Look through the data below. Collect every line where the word "days" occurs.

BEGIN Extracted entries

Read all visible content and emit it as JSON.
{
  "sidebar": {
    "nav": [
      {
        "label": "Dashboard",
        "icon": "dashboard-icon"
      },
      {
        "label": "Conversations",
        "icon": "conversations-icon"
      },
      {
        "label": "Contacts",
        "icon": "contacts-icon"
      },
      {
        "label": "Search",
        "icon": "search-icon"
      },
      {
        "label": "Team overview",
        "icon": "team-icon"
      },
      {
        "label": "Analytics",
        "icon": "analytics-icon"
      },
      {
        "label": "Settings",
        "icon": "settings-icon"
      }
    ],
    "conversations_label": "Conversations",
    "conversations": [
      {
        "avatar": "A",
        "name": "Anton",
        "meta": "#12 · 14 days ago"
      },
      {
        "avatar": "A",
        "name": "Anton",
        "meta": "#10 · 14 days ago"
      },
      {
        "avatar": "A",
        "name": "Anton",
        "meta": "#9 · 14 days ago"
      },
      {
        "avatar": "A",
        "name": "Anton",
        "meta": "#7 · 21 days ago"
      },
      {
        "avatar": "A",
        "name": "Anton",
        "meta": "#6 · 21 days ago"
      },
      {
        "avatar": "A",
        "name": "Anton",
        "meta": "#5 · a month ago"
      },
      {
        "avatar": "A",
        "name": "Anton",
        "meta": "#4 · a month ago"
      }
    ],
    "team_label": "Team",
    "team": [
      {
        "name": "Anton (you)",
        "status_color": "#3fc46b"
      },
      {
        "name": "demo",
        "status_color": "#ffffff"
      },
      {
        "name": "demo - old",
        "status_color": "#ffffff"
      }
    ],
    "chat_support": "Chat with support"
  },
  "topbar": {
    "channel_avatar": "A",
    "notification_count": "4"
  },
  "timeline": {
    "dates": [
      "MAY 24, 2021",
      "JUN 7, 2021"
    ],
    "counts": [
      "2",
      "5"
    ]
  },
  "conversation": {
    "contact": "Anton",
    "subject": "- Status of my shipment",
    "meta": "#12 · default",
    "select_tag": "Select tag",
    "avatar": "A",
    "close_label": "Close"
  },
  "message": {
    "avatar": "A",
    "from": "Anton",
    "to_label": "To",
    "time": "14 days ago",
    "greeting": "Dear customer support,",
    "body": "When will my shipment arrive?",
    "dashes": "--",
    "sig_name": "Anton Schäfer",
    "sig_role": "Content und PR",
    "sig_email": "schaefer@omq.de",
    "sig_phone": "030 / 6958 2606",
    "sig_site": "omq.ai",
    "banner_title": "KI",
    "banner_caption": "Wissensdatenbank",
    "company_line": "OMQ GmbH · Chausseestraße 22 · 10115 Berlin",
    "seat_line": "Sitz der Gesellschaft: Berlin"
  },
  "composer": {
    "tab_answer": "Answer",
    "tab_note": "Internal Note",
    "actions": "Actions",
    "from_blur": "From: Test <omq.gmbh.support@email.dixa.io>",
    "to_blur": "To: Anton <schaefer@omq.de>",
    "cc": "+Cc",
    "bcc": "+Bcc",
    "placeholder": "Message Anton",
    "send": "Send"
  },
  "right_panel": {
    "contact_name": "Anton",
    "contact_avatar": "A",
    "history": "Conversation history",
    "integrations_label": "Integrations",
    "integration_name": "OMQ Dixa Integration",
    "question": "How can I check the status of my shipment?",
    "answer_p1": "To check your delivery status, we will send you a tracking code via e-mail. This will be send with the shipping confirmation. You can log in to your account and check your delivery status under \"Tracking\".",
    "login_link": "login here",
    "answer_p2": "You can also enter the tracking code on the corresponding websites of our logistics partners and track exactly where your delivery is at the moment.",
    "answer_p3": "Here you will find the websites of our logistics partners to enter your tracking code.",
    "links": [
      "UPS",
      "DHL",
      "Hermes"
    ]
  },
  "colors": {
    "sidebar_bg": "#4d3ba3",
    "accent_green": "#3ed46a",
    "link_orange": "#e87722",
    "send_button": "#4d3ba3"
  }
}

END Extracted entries

Solution for this task >>
        "meta": "#12 · 14 days ago"
        "meta": "#10 · 14 days ago"
        "meta": "#9 · 14 days ago"
        "meta": "#7 · 21 days ago"
        "meta": "#6 · 21 days ago"
    "time": "14 days ago",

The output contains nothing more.